Baker, now a gentleman of considerable years, still spends most nights doing experiments in his basement laboratory in New Hampshire ("Don't call before 10 a.m.," he warns). He credits Walter Pierstorff, the general manager of the Schott Company in Mainz, West Germany, with supplying "excellent optical glass of many types." And, Baker adds, there were "no questions asked." The result was a lens that could pick out a basketball from over 13 miles in the sky. The master optician recalls "jousting" with Kelly Johnson over how much space the camera was going to have and how much it would weigh. Johnson allowed him about 500 pounds.
Baker does not seem as impressed with his creation as the rest of the world is. The B camera, he says, was simply an evolutionary development arising from other work that went back to World War II. He is too modest. The best the older cameras could achieve was 20- or 25-foot resolution at 33,000 feet. At more than twice that altitude, they would be useless, especially for intelligence purposes, in which photo interpretation required 10-foot resolution. Baker's challenge was to design a camera that would be four times better than anything ever built.
Baker also had to meet Kelly Johnson's weight limits, so he replaced a heavy and bulky prism used to scan to the left and right of the airplane's course with a single mirror mounted within a swiveling housing. The assembly followed an automatic sequence to capture overlapping images of a swath of ground that stretched from horizon to horizon.
For the pilots, the airplane was a handful to fly, uncomfortable for many hours, and although initially out of reach of Soviet weapons, that small luxury would not last long. To make it less visible, additional measures were tried. The first, and most obvious, was a flat, midnight-blue paint scheme to match the dark sky. It actually didn't blend all that well, but dark blue was better than polished aluminum, which had led to reports of lights in the sky over the Nevada desert where the U-2 was first tested. ("Pastels are the best stealth colors," Ben Rich once observed, "but real men don't fly pink jets.")

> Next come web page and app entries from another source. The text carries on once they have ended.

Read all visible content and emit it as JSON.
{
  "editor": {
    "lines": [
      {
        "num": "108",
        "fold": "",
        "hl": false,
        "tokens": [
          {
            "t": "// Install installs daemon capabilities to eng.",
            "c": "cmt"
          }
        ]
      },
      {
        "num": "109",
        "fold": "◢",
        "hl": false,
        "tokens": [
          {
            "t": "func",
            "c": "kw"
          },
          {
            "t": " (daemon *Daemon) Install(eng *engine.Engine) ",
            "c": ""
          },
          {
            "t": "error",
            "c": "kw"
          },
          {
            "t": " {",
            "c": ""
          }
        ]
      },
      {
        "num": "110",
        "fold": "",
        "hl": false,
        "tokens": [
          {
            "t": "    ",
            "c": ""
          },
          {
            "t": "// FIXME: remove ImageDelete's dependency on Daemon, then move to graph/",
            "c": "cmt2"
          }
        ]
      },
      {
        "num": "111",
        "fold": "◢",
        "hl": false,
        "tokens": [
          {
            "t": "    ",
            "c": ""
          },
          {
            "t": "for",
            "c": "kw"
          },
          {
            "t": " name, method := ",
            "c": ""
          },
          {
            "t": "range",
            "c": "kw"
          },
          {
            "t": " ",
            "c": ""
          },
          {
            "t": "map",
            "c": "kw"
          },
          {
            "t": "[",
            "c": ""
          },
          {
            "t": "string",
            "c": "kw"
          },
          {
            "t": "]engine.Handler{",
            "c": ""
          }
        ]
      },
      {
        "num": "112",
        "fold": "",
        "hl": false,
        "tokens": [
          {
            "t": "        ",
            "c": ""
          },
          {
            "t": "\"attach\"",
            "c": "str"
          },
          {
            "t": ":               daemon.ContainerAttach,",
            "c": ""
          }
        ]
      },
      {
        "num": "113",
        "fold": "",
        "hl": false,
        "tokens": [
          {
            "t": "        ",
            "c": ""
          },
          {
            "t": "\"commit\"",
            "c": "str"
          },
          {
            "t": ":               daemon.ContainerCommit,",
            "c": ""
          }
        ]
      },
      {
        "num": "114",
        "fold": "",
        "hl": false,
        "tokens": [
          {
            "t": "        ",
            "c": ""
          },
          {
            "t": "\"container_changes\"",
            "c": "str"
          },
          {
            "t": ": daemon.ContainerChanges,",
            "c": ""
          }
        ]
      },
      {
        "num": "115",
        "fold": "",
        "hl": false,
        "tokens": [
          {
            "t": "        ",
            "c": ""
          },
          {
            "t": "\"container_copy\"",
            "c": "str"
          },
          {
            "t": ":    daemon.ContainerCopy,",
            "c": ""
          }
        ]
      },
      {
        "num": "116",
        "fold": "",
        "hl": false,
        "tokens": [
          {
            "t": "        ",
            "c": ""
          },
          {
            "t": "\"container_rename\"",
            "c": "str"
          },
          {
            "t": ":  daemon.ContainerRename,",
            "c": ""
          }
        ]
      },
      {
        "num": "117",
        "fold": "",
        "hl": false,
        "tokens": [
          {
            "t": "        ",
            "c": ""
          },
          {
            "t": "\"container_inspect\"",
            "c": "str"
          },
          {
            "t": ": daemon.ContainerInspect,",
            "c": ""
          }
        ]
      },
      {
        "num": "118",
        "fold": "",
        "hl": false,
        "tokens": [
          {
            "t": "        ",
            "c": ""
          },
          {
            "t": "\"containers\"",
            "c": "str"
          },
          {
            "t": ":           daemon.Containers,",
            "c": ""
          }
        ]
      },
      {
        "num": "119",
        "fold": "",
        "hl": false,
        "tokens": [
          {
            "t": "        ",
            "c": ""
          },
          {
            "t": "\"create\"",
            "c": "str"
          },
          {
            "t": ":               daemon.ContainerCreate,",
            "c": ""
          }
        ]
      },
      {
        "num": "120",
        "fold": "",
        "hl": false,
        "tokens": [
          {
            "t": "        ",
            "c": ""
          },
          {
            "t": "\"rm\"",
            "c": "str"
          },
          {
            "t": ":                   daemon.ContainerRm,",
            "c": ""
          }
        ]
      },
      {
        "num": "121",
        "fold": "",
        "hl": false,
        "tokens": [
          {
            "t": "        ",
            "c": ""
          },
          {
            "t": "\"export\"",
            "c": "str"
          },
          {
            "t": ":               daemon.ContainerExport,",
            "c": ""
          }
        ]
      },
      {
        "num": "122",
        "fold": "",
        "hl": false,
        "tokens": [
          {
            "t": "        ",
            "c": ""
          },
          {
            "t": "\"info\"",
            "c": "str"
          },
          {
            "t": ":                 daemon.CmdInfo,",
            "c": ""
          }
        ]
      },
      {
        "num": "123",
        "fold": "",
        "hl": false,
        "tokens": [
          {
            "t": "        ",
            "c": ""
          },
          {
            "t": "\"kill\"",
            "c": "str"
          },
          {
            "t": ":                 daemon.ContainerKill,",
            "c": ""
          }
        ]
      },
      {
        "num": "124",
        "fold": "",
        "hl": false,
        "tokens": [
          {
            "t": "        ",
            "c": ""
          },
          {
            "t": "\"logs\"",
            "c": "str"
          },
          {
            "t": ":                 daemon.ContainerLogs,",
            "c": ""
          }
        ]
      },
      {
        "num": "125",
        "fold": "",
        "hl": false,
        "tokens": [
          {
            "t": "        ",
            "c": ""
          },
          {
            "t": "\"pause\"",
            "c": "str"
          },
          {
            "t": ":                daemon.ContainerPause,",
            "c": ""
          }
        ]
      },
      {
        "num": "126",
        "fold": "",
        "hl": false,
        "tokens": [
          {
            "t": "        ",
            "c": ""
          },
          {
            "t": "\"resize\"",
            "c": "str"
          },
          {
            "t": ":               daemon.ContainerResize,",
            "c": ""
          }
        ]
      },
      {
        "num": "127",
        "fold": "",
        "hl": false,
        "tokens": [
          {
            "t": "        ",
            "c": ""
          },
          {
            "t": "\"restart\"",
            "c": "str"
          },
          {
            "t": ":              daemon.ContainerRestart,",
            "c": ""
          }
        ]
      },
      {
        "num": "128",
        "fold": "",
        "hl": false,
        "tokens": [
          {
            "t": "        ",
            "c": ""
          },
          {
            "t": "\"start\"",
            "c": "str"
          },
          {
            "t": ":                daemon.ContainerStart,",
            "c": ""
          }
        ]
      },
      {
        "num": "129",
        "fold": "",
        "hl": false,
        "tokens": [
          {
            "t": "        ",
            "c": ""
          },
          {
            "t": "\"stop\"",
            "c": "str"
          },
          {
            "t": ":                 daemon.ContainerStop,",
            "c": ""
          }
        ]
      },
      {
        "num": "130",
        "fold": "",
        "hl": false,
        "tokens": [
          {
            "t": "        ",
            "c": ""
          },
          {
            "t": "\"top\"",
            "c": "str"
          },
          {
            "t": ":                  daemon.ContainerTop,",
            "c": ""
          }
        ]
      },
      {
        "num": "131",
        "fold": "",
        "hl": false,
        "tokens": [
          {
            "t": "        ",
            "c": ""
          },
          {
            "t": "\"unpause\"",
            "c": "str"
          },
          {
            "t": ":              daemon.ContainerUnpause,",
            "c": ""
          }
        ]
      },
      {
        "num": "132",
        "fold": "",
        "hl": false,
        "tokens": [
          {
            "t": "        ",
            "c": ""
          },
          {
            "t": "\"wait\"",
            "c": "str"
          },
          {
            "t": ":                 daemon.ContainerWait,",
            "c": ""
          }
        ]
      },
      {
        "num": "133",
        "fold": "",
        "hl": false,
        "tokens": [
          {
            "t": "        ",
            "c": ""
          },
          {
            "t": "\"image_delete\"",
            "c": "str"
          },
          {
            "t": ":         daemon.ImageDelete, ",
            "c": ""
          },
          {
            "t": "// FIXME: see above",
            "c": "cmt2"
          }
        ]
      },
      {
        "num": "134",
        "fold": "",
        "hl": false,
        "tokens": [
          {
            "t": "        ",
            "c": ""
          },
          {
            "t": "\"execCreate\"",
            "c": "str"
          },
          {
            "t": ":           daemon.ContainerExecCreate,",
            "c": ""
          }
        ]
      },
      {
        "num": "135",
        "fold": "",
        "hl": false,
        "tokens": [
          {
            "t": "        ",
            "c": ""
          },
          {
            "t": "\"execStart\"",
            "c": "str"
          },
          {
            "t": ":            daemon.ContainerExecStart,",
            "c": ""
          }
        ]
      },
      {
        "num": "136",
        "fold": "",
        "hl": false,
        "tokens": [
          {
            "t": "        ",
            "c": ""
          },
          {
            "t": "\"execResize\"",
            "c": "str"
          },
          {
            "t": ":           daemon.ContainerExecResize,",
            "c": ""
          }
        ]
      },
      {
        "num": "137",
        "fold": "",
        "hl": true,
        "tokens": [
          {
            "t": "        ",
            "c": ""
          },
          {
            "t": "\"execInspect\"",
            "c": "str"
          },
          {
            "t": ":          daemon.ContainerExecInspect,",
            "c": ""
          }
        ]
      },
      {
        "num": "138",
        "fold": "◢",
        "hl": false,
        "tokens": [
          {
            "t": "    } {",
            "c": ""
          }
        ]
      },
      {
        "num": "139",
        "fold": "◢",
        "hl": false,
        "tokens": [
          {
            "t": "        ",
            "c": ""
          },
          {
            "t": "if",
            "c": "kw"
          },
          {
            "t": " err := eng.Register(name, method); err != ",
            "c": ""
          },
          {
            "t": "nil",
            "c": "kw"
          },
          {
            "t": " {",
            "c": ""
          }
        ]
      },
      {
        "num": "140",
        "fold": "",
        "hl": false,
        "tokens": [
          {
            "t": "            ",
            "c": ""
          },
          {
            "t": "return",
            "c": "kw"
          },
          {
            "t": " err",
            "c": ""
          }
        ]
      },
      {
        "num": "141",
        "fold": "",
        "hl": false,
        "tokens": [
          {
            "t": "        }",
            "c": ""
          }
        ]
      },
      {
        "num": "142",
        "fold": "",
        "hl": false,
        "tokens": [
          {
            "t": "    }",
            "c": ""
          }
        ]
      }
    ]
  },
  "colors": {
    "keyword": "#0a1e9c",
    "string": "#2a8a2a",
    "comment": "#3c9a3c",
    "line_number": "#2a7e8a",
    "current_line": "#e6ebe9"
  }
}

Another technique involved swathing the underside with a metallic grid called a Salisbury Screen, then covering it with black foam rubber to capture and dissipate radar microwaves. The third technique, tested in a program aptly named Dirty Bird, called for adding metal "standoff" posts from tail to nose and connecting them with wires set at precise distance from the skin. MIT's Lincoln Laboratory said the wires would cancel or scatter the radar energy reflected off the skin. Neither scheme worked, but the posts were especially disastrous. Some wires snapped during flight tests and lashed the aircraft like whips. More important, they cut the U-2's performance so badly that they nullified the reason for building it. "They went out and flew it," recalls Garfield Thomas, "and it was so draggy they would never get to altitude and never have any range." Rich said simply, "They made it look like a rake."
Even before the U-2's first missions, in June 1956, the CIA worried that its operational life over the Soviet Union would be no more than two years because of rapid improvements in Soviet air defenses. They were wrong; it would be nearly four years before Francis Gary Powers was downed. The airplane designated with a lowly "U" for "utility" to hide its true purpose would enter Air Force service in 1957, photograph Soviet missiles entering Cuba, and, in the hands of Nationalist Chinese pilots, penetrate the People's Republic of China. Today it flies frequent missions over Iraq in support of the United Nations' surveillance of that nation's efforts to produce weapons of mass destruction. But it was the knowledge that a U-2 would eventually get nailed that drove Kelly Johnson to invent its high-flying supersonic replacement.